* INSTRUCTIONS TO FOLLOW: Print the line that contains "What data populates" and every line that follows it in the data below, ending with the final line; include nothing else.

* Dataset rows for apps and sites:

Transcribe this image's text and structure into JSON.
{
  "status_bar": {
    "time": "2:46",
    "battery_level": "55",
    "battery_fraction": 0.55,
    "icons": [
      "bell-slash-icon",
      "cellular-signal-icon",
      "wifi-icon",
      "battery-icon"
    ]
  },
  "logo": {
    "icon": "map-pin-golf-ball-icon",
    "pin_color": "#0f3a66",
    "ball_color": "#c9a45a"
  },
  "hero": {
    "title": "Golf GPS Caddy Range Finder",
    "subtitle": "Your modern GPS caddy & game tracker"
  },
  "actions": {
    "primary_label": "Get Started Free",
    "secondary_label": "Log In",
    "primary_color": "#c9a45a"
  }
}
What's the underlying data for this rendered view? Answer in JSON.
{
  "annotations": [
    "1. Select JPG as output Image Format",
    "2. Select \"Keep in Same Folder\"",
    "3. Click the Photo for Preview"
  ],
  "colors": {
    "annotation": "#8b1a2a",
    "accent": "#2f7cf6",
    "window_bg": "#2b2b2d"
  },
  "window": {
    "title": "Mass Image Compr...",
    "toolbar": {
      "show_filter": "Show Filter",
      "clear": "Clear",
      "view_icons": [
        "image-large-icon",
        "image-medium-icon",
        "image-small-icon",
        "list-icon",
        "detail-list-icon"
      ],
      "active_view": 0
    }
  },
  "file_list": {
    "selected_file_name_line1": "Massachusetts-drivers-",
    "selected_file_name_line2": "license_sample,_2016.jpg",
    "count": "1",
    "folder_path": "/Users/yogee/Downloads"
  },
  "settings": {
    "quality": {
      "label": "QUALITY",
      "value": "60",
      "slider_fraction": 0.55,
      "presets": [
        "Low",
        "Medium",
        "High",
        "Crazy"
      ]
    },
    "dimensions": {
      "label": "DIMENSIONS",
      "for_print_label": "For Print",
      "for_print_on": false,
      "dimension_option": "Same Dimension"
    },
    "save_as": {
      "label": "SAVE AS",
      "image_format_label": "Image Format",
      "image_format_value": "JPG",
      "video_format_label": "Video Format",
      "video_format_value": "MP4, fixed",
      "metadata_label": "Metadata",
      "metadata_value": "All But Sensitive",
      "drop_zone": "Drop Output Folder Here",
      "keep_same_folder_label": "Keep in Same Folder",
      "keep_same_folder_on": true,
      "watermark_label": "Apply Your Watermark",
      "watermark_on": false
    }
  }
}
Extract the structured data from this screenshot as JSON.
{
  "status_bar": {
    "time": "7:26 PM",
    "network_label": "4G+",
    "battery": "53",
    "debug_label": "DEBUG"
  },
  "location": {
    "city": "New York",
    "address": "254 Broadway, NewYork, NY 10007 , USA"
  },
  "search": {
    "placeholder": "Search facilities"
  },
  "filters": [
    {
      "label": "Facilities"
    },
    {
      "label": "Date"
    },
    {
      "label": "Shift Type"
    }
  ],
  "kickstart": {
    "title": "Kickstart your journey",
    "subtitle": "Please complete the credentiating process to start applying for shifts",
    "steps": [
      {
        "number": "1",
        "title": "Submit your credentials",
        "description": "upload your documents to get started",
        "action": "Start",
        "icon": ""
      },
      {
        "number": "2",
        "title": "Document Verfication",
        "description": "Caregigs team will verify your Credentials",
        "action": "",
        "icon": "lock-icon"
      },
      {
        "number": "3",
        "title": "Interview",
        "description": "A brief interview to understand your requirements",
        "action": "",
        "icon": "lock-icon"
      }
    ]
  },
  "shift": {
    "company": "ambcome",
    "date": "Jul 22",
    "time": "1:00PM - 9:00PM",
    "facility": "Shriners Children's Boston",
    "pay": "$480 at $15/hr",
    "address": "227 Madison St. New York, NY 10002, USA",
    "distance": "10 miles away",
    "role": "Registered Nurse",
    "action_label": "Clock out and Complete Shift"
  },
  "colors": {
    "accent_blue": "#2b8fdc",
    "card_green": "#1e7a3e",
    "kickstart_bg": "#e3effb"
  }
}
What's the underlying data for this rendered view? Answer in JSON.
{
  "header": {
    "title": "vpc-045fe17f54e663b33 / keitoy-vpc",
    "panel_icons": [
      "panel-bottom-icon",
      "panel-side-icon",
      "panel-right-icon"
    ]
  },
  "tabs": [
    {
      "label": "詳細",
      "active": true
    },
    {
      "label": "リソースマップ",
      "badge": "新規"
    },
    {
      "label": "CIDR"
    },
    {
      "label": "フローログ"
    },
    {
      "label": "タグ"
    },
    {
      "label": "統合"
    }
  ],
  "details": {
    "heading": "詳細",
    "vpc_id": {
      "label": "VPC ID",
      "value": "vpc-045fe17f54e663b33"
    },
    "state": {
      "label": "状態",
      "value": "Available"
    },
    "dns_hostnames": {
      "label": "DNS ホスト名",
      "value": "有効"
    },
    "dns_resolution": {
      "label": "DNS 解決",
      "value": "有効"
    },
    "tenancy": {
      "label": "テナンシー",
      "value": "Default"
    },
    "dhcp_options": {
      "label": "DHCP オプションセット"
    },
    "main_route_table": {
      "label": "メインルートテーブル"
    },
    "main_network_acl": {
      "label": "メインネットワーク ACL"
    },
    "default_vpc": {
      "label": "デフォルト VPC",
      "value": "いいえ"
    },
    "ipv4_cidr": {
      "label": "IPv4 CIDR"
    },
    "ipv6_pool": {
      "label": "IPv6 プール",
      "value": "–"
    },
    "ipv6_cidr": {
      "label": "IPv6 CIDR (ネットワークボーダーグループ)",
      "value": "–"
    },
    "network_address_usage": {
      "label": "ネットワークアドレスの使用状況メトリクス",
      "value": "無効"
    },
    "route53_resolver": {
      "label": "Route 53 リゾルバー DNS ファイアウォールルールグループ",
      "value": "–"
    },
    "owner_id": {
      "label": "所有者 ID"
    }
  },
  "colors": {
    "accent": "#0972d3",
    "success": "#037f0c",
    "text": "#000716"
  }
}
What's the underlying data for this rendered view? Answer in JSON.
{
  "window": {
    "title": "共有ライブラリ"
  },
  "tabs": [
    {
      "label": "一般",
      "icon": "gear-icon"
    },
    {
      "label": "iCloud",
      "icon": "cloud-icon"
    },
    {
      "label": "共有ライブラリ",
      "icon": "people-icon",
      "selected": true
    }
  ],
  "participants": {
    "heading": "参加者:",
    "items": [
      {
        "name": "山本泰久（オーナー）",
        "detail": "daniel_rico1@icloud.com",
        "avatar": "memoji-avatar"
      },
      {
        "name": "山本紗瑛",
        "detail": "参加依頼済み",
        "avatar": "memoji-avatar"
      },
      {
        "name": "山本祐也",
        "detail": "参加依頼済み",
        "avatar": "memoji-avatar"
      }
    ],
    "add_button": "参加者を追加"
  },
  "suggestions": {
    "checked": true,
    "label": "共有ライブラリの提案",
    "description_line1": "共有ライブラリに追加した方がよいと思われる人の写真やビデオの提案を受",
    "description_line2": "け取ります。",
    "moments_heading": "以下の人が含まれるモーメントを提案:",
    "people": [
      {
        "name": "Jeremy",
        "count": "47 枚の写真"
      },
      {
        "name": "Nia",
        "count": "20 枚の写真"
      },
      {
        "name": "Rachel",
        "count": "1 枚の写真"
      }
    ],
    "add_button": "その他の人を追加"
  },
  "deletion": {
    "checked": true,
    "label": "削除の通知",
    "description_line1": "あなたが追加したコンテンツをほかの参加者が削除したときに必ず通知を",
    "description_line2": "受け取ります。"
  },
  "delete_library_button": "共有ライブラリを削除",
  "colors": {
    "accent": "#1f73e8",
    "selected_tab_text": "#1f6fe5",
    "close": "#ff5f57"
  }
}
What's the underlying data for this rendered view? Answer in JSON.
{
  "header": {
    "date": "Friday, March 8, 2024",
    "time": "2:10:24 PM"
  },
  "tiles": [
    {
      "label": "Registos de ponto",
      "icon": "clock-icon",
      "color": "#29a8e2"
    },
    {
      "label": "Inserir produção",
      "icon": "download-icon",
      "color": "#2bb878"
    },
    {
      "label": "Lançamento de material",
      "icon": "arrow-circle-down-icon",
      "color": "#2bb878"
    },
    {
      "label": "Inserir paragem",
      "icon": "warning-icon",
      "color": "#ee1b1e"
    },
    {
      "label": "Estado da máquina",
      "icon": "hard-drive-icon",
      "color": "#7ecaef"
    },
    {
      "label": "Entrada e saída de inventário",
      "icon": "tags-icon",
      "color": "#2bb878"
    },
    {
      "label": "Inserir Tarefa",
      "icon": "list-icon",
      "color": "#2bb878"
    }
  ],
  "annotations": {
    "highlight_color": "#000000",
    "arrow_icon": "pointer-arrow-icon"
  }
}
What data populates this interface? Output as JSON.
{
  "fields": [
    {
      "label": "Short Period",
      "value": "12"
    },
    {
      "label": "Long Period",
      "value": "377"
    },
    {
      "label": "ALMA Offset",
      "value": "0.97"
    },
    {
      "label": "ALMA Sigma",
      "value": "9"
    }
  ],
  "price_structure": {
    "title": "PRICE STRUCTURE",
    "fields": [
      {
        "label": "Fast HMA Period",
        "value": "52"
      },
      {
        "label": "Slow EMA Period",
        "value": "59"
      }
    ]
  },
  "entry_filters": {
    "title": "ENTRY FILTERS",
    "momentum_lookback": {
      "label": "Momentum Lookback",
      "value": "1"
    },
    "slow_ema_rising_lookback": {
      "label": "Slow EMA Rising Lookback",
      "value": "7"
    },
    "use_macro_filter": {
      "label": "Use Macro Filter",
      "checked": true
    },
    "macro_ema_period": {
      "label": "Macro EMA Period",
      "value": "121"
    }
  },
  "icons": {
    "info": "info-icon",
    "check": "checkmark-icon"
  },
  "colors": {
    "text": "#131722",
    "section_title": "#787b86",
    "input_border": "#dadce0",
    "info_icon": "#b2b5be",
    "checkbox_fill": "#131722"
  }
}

* FINISHED TASK:
What data populates this interface? Output as JSON.
{
  "fields": [
    {
      "label": "Short Period",
      "value": "12"
    },
    {
      "label": "Long Period",
      "value": "377"
    },
    {
      "label": "ALMA Offset",
      "value": "0.97"
    },
    {
      "label": "ALMA Sigma",
      "value": "9"
    }
  ],
  "price_structure": {
    "title": "PRICE STRUCTURE",
    "fields": [
      {
        "label": "Fast HMA Period",
        "value": "52"
      },
      {
        "label": "Slow EMA Period",
        "value": "59"
      }
    ]
  },
  "entry_filters": {
    "title": "ENTRY FILTERS",
    "momentum_lookback": {
      "label": "Momentum Lookback",
      "value": "1"
    },
    "slow_ema_rising_lookback": {
      "label": "Slow EMA Rising Lookback",
      "value": "7"
    },
    "use_macro_filter": {
      "label": "Use Macro Filter",
      "checked": true
    },
    "macro_ema_period": {
      "label": "Macro EMA Period",
      "value": "121"
    }
  },
  "icons": {
    "info": "info-icon",
    "check": "checkmark-icon"
  },
  "colors": {
    "text": "#131722",
    "section_title": "#787b86",
    "input_border": "#dadce0",
    "info_icon": "#b2b5be",
    "checkbox_fill": "#131722"
  }
}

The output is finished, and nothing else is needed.